“On the one hand when you drive down the street and see trash stacked up on the side of a garage, it’s unappealing,” he said. The newly subsidized trash service, which required all residents to pay for waste removal, were unpopular at the time, Longanecker said. “But it turned out to be cheaper per household and didn’t give anyone a reason to let trash build up.”
For other property codes, he said he would hesitate to tell a homeowner they couldn’t have a project car.
“But some people will have two or three,” he said.
Cross said council members have to walk a fine line.
“The trash service helped a lot,” she said. “I think it’s important we keep up on codes. But it’s a real fine line where you don’t want to insult someone.”
Both Cross and Gillespie said that the council should monitor how other cities enforce their codes.
Intergovernmental relationships are important. How will you work with other governmental bodies?
“The city of Edgerton is the little guy,” Longanecker said. “They tell us what they want us to do.
Sometimes you can and sometimes you can’t.” For example, he said the city council battled with the Kansas Department of Transportation for more access to the new interchange.
“The state gave us a choice. They let us put in some access on to those roads, but they’re paying for it,” he said.
Cross said sometimes entities are able to agree to disagree.

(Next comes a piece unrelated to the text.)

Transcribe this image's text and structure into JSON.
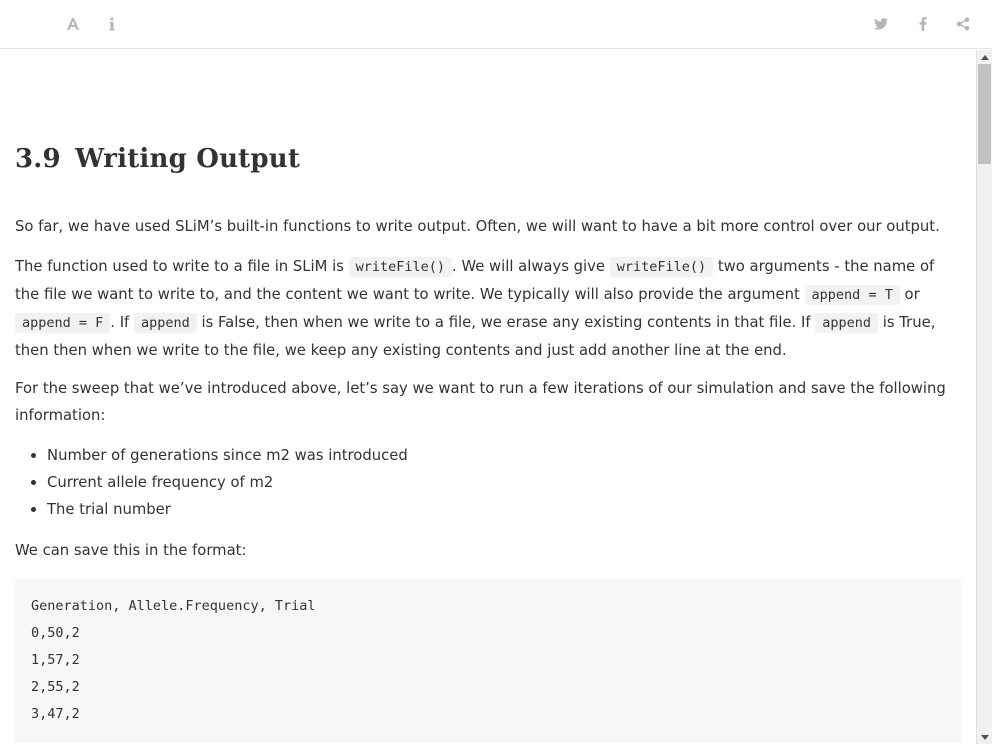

“You need to keep the lines of communication open and try not to step on any toes,” she said. “It helps when you have a citizen base that agrees with you… They’re more apt to look at your side of the plan.”
She said when the city of Edgerton wanted the Johnson County Library system to open an Edgerton branch, the residents rallied.
“We’re all taxpayers of the state, and that can help a lot,” she said.
Gillespie said even the little guy needs to hold the line sometimes.
“You can’t step on toes, but you can push back,” he said.
He said the city of Edgerton has to find a way to get along with the city of Gardner.
“We have to find a way to agree to get along,” he said. “We joined a whole new world with the intermodal recently.”
Change is inevitable. How do you define change and its impact on the community?
“Change is hard to accept, but it’s good for a community,” Cross said. “You’ve got to move forward.”
Cross said as she’s lived in Edgerton, she’s watched a rotation of families. The kids grow up and return home.
“The kids come back here so you know they enjoyed growing up here,” she said.
The important thing is to grow responsibly, she said.
Gillespie said, “Change is coming to Edgerton. We are unique in that we have two city parks separating our industrial base from our existing community.”
He said the council can control how big Edgerton grows.
“I personally would like to stay a small town,” he said. “Everything has to be done responsibly.”
Longanecker said he doesn’t think change in Edgerton is going to occur quickly.
“For the most part, I think the changes are going to be mostly positive,” he said. “Keeping that hometown feeling is partially the council’s responsibility. If we can keep that from disappearing, we’ll be far ahead when things do start changing.”